Toyota “feeling the pinch” with testing regulations

It's leading both WRC title races but Toyota is still feeling the effect of limited development time


Toyota has been the in-form manufacturer of the World Rally Championship season so far, but that doesn’t mean it’s immune to issues, as Rally Italy proved.

Sardinia didn’t go to plan for the Japanese manufacturer and, despite the fact Esapekka Lappi was leading the rally until he crashed on SS10, Toyota’s technical director Tom Fowler already had concerns about the team’s overall performance on the event.

“I would say in terms of performance I have more concerns than in terms of reliability at the moment.
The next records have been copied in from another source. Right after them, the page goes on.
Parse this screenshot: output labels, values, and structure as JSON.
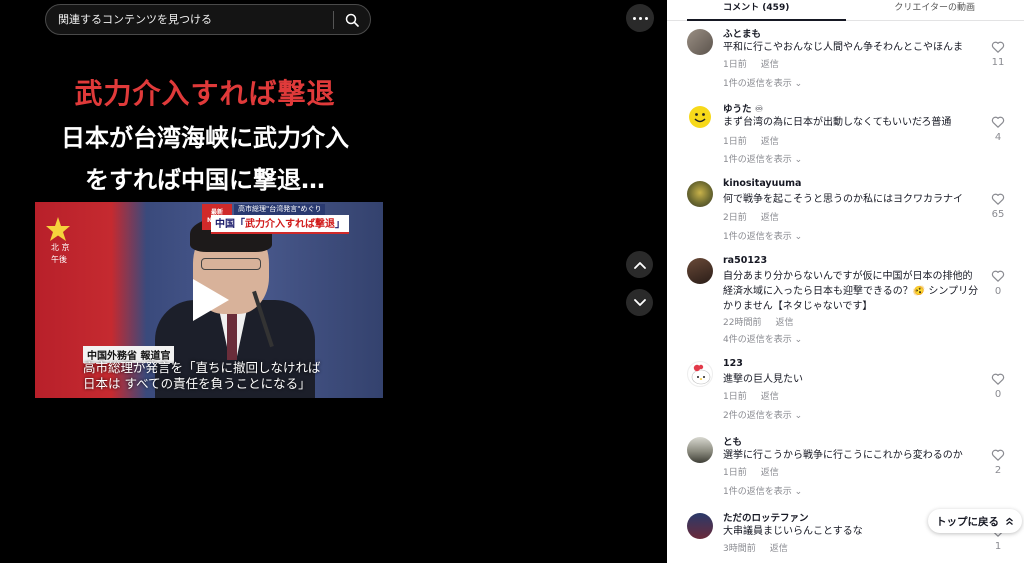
{
  "search": {
    "placeholder": "関連するコンテンツを見つける"
  },
  "video": {
    "headline_red": "武力介入すれば撃退",
    "headline_line1": "日本が台湾海峡に武力介入",
    "headline_line2": "をすれば中国に撃退…",
    "frame": {
      "location_line1": "北 京",
      "location_line2": "午後",
      "news_badge_line1": "最新",
      "news_badge_line2": "NEWS",
      "news_small": "高市総理\"台湾発言\"めぐり",
      "news_big_prefix": "中国「",
      "news_big_highlight": "武力介入すれば撃退",
      "news_big_suffix": "」",
      "speaker_label": "中国外務省 報道官",
      "subtitle_line1": "高市総理が発言を「直ちに撤回しなければ",
      "subtitle_line2": "日本は すべての責任を負うことになる」"
    }
  },
  "tabs": {
    "comments": "コメント (459)",
    "creator_videos": "クリエイターの動画"
  },
  "comments": [
    {
      "user": "ふとまも",
      "text": "平和に行こやおんなじ人間やん争そわんとこやほんま",
      "time": "1日前",
      "reply": "返信",
      "likes": "11",
      "view_replies": "1件の返信を表示"
    },
    {
      "user": "ゆうた ♾",
      "text": "まず台湾の為に日本が出動しなくてもいいだろ普通",
      "time": "1日前",
      "reply": "返信",
      "likes": "4",
      "view_replies": "1件の返信を表示"
    },
    {
      "user": "kinositayuuma",
      "text": "何で戦争を起こそうと思うのか私にはヨクワカラナイ",
      "time": "2日前",
      "reply": "返信",
      "likes": "65",
      "view_replies": "1件の返信を表示"
    },
    {
      "user": "ra50123",
      "text": "自分あまり分からないんですが仮に中国が日本の排他的経済水域に入ったら日本も迎撃できるの？🫨 シンプリ分かりません【ネタじゃないです】",
      "time": "22時間前",
      "reply": "返信",
      "likes": "0",
      "view_replies": "4件の返信を表示"
    },
    {
      "user": "123",
      "text": "進撃の巨人見たい",
      "time": "1日前",
      "reply": "返信",
      "likes": "0",
      "view_replies": "2件の返信を表示"
    },
    {
      "user": "とも",
      "text": "選挙に行こうから戦争に行こうにこれから変わるのか",
      "time": "1日前",
      "reply": "返信",
      "likes": "2",
      "view_replies": "1件の返信を表示"
    },
    {
      "user": "ただのロッテファン",
      "text": "大串議員まじいらんことするな",
      "time": "3時間前",
      "reply": "返信",
      "likes": "1",
      "view_replies": ""
    }
  ],
  "back_to_top": "トップに戻る"
}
In some stages, we had good performances but in other stages, there was clearly far too much time loss,” Fowler explained to DirtFish.

“I can’t remember the stage number yesterday, the first one of the loops each time, we lost too much time in that stage.”


That first loop of Saturday that Fowler is referring to was one where grip levels were a lot lower, and that’s something he acknowledges is a weakness and needs fixing. But it’s not quite that simple.

In a bid to cut costs, testing has been further restricted this year, and the homologation of parts also limits the development teams can do, meaning it’s harder to catch up and resolve issues when they are discovered.

“I think that’s one of the benefits, or the interesting things, about the championship in terms of the testing regulations and the homologation regulations, because we’re really feeling the pinch now on all these regulations.

“We’ve talked for many years about how to save costs, how to reduce testing and how to make the championship more cost-effective in terms of development. And for many years we never achieved anything.


“We went all over, doing different events with the cars, and the actual number of days your car was driving during the year was still enormous.

“If you go and look through the calendar now, which I’m sure you guys do because you try and work out where we are and what we’re doing, we’re not driving that often.

“And when we’re not driving that often, we’re not finding things to develop, which means we’re not able to design solutions, which means we’re not able to test them, which means we can’t homologate those solutions.

“I think everyone is stuck at the moment, in the sense that we have a package that we homologated and we have one test day per driver per event.

“So they each have a road. Each driver doesn’t get to try all the different types of roads.

“So you come to an event and you go into a stage and it’s not the stage character that you’ve tested on, maybe ever, with that driver in particular.

“You then get the feedback that the car is not good here. It’s not a surprise; you’ve never driven it here.”

But while testing has had some additional limitations implemented for this year, it’s not a vastly substantial change in comparison to the World Rally Car era.

You might then question why it’s such an issue for Toyota if it’s only lost a small amount of testing allocation. But the amount of time available isn’t necessarily what’s holding Toyota back.


It’s the fact that the Rally1 cars are still very raw in their development.

“In the 2017 car, we used to roll up to a test and, the things that we could have, we had 30 things to test in one day and we could get through them all because the car was just running like clockwork.

“Bang, bang, bang. There was no, ‘Do we have the correct hybrid map? Is the hybrid working? Do we need to change the gearbox? Put more mileage on a different gearbox because we are still checking the reliability of a gear ratio.’

“All these new things in the car which we haven’t had in the last year. You know, a totally new gearbox, a totally new hybrid system, they cost test time.

“So the drivers come into a test and we can’t say to them, ‘The program is all about you today,’ because it’s not. It’s also about things we need to do to develop a car for reliability and for different specifications for different rallies.”

But while the restriction in car development is a massive frustration, it’s also one that Fowler believes will appease fans in the long term.

“There’s a link there,” said Fowler. “I’m absolutely sure that the rate of development that you can physically achieve at the moment is slowed by the regulations that we have, which is what it was designed for, so it’s working.”

“And the positive side from that, for the fans, I think it will make all the events a bit more open because most rallies have anomaly stages where big time gaps can be made and where the leaderboard can be swapped upside down.

“And I think we’ve seen that, from our side at least.”